Action item:
Drop every picture, then print the rest of the listing exactly as given.

Data section:
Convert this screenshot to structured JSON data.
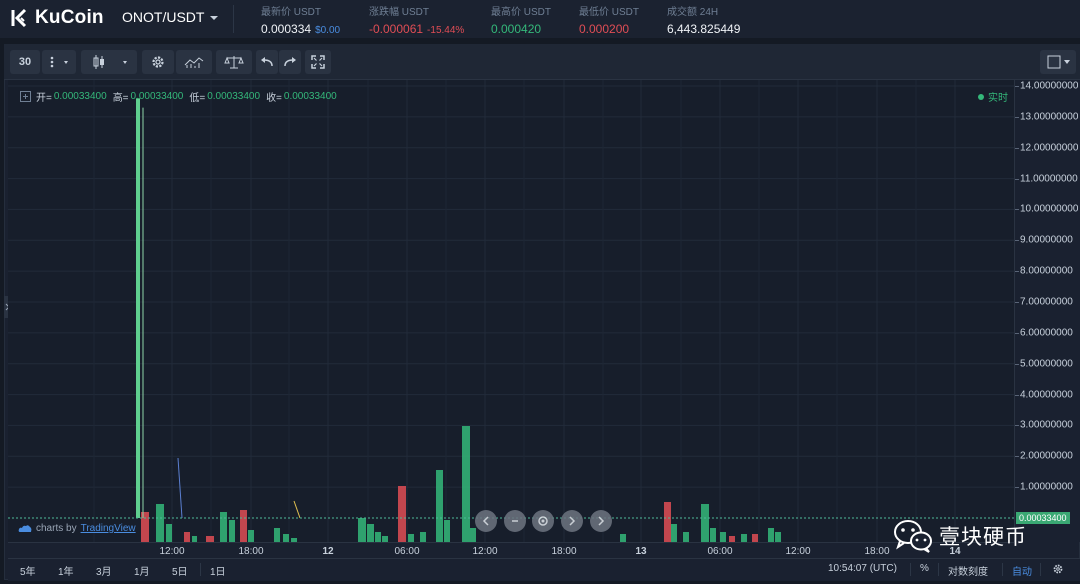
{
  "header": {
    "logo_text": "KuCoin",
    "pair": "ONOT/USDT",
    "stats": [
      {
        "label": "最新价 USDT",
        "value": "0.000334",
        "sub": "$0.00"
      },
      {
        "label": "涨跌幅 USDT",
        "value": "-0.000061",
        "sub": "-15.44%"
      },
      {
        "label": "最高价 USDT",
        "value": "0.000420"
      },
      {
        "label": "最低价 USDT",
        "value": "0.000200"
      },
      {
        "label": "成交额 24H",
        "value": "6,443.825449"
      }
    ]
  },
  "toolbar": {
    "interval": "30"
  },
  "legend": {
    "open_label": "开=",
    "open": "0.00033400",
    "high_label": "高=",
    "high": "0.00033400",
    "low_label": "低=",
    "low": "0.00033400",
    "close_label": "收=",
    "close": "0.00033400",
    "realtime": "实时"
  },
  "branding": {
    "charts_by": "charts by",
    "tradingview": "TradingView"
  },
  "price_scale": {
    "ticks": [
      "14.00000000",
      "13.00000000",
      "12.00000000",
      "11.00000000",
      "10.00000000",
      "9.00000000",
      "8.00000000",
      "7.00000000",
      "6.00000000",
      "5.00000000",
      "4.00000000",
      "3.00000000",
      "2.00000000",
      "1.00000000"
    ],
    "current_price": "0.00033400"
  },
  "time_scale": {
    "ticks": [
      {
        "label": "12:00",
        "bold": false
      },
      {
        "label": "18:00",
        "bold": false
      },
      {
        "label": "12",
        "bold": true
      },
      {
        "label": "06:00",
        "bold": false
      },
      {
        "label": "12:00",
        "bold": false
      },
      {
        "label": "18:00",
        "bold": false
      },
      {
        "label": "13",
        "bold": true
      },
      {
        "label": "06:00",
        "bold": false
      },
      {
        "label": "12:00",
        "bold": false
      },
      {
        "label": "18:00",
        "bold": false
      },
      {
        "label": "14",
        "bold": true
      }
    ]
  },
  "bottom_bar": {
    "ranges": [
      "5年",
      "1年",
      "3月",
      "1月",
      "5日",
      "1日"
    ],
    "clock": "10:54:07 (UTC)",
    "percent": "%",
    "log_scale": "对数刻度",
    "auto": "自动"
  },
  "watermark": {
    "text": "壹块硬币"
  },
  "colors": {
    "up": "#34b87a",
    "down": "#e04d55",
    "accent": "#4a8de0"
  },
  "chart_data": {
    "type": "candlestick+volume",
    "ylim": [
      0,
      14
    ],
    "current_price": 0.000334,
    "price_scale_labels": [
      "14.00000000",
      "13.00000000",
      "12.00000000",
      "11.00000000",
      "10.00000000",
      "9.00000000",
      "8.00000000",
      "7.00000000",
      "6.00000000",
      "5.00000000",
      "4.00000000",
      "3.00000000",
      "2.00000000",
      "1.00000000"
    ],
    "x_labels": [
      "12:00",
      "18:00",
      "12",
      "06:00",
      "12:00",
      "18:00",
      "13",
      "06:00",
      "12:00",
      "18:00",
      "14"
    ],
    "spike_candle": {
      "open": 0.0,
      "high": 13.6,
      "low": 0.0,
      "close": 13.3,
      "direction": "up"
    }
  }
}
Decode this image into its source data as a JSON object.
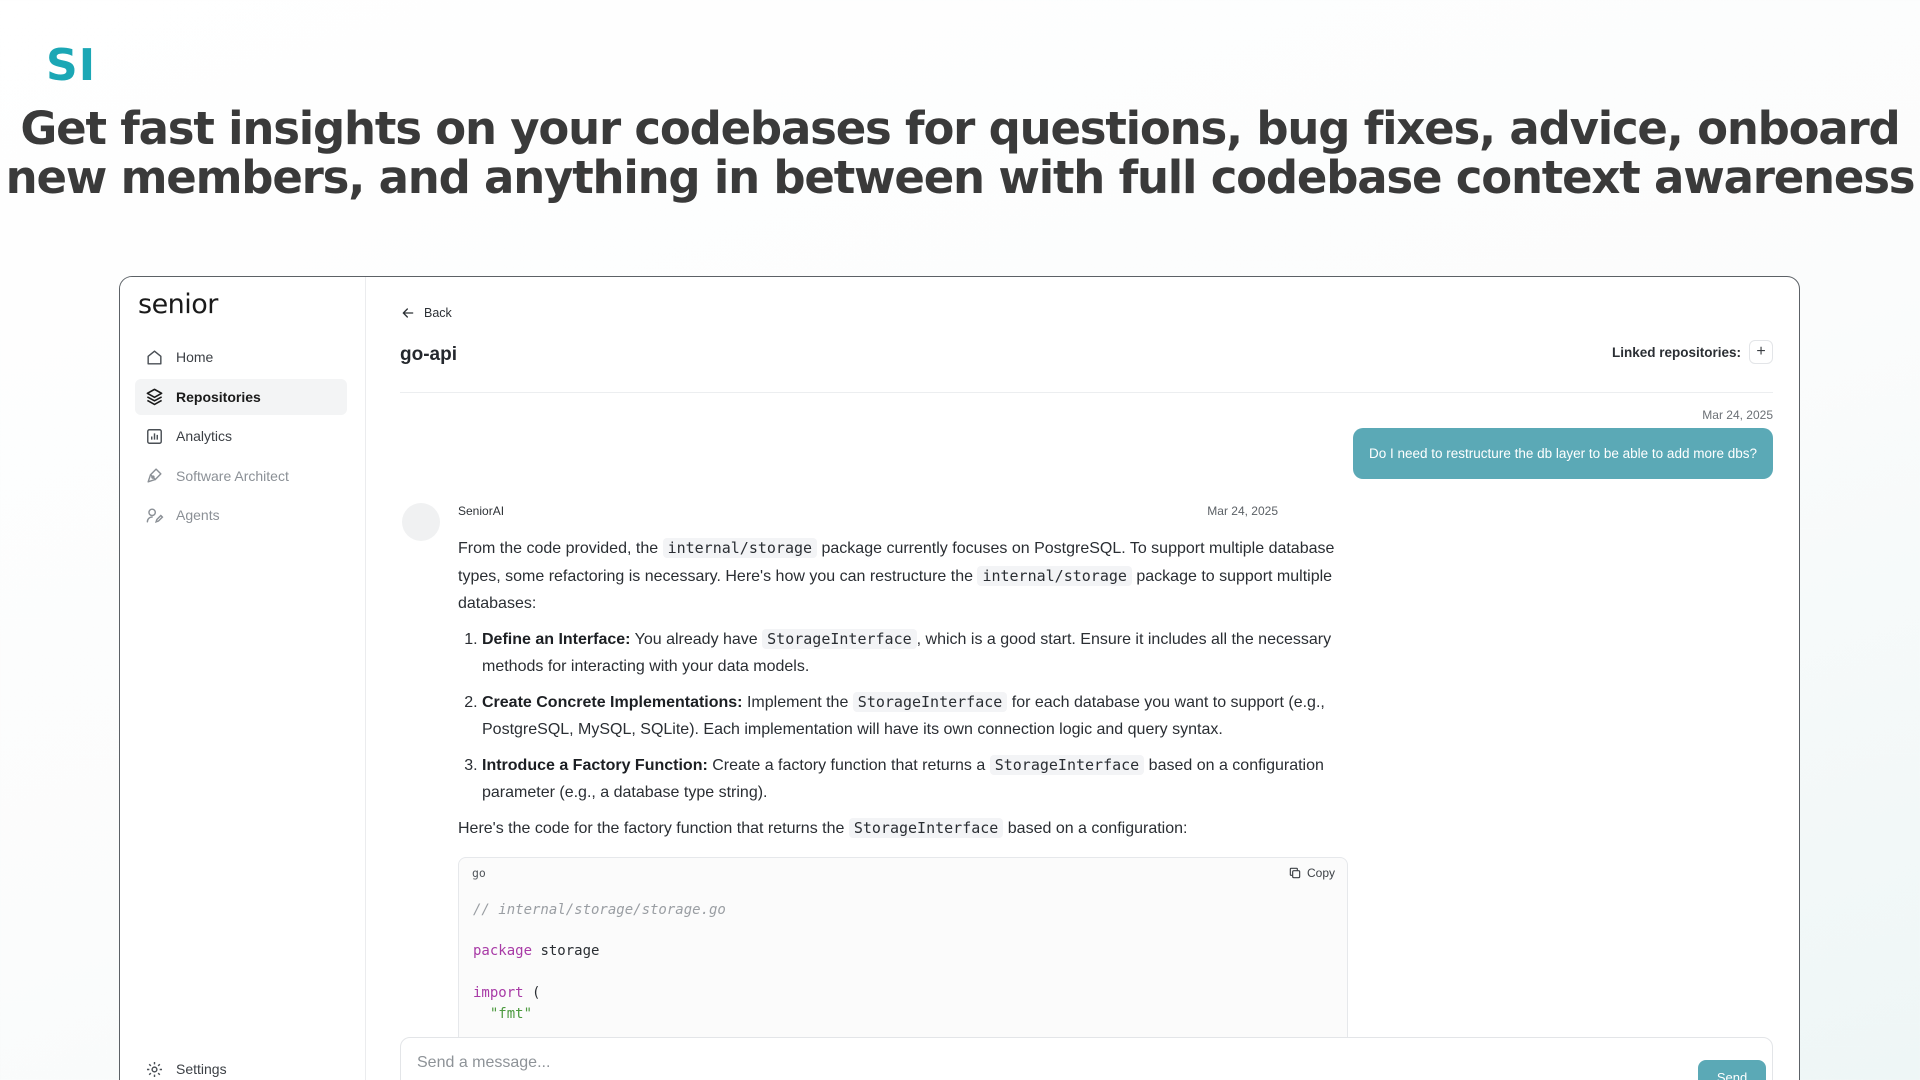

Reply:
Convert this screenshot to structured JSON data.
{
  "header": {
    "logo_text": "KuCoin",
    "pair": "ONOT/USDT",
    "stats": [
      {
        "label": "最新价 USDT",
        "value": "0.000334",
        "sub": "$0.00"
      },
      {
        "label": "涨跌幅 USDT",
        "value": "-0.000061",
        "sub": "-15.44%"
      },
      {
        "label": "最高价 USDT",
        "value": "0.000420"
      },
      {
        "label": "最低价 USDT",
        "value": "0.000200"
      },
      {
        "label": "成交额 24H",
        "value": "6,443.825449"
      }
    ]
  },
  "toolbar": {
    "interval": "30"
  },
  "legend": {
    "open_label": "开=",
    "open": "0.00033400",
    "high_label": "高=",
    "high": "0.00033400",
    "low_label": "低=",
    "low": "0.00033400",
    "close_label": "收=",
    "close": "0.00033400",
    "realtime": "实时"
  },
  "branding": {
    "charts_by": "charts by",
    "tradingview": "TradingView"
  },
  "price_scale": {
    "ticks": [
      "14.00000000",
      "13.00000000",
      "12.00000000",
      "11.00000000",
      "10.00000000",
      "9.00000000",
      "8.00000000",
      "7.00000000",
      "6.00000000",
      "5.00000000",
      "4.00000000",
      "3.00000000",
      "2.00000000",
      "1.00000000"
    ],
    "current_price": "0.00033400"
  },
  "time_scale": {
    "ticks": [
      {
        "label": "12:00",
        "bold": false
      },
      {
        "label": "18:00",
        "bold": false
      },
      {
        "label": "12",
        "bold": true
      },
      {
        "label": "06:00",
        "bold": false
      },
      {
        "label": "12:00",
        "bold": false
      },
      {
        "label": "18:00",
        "bold": false
      },
      {
        "label": "13",
        "bold": true
      },
      {
        "label": "06:00",
        "bold": false
      },
      {
        "label": "12:00",
        "bold": false
      },
      {
        "label": "18:00",
        "bold": false
      },
      {
        "label": "14",
        "bold": true
      }
    ]
  },
  "bottom_bar": {
    "ranges": [
      "5年",
      "1年",
      "3月",
      "1月",
      "5日",
      "1日"
    ],
    "clock": "10:54:07 (UTC)",
    "percent": "%",
    "log_scale": "对数刻度",
    "auto": "自动"
  },
  "watermark": {
    "text": "壹块硬币"
  },
  "colors": {
    "up": "#34b87a",
    "down": "#e04d55",
    "accent": "#4a8de0"
  },
  "chart_data": {
    "type": "candlestick+volume",
    "ylim": [
      0,
      14
    ],
    "current_price": 0.000334,
    "price_scale_labels": [
      "14.00000000",
      "13.00000000",
      "12.00000000",
      "11.00000000",
      "10.00000000",
      "9.00000000",
      "8.00000000",
      "7.00000000",
      "6.00000000",
      "5.00000000",
      "4.00000000",
      "3.00000000",
      "2.00000000",
      "1.00000000"
    ],
    "x_labels": [
      "12:00",
      "18:00",
      "12",
      "06:00",
      "12:00",
      "18:00",
      "13",
      "06:00",
      "12:00",
      "18:00",
      "14"
    ],
    "spike_candle": {
      "open": 0.0,
      "high": 13.6,
      "low": 0.0,
      "close": 13.3,
      "direction": "up"
    }
  }
}
Decode this image into its source data as a JSON object.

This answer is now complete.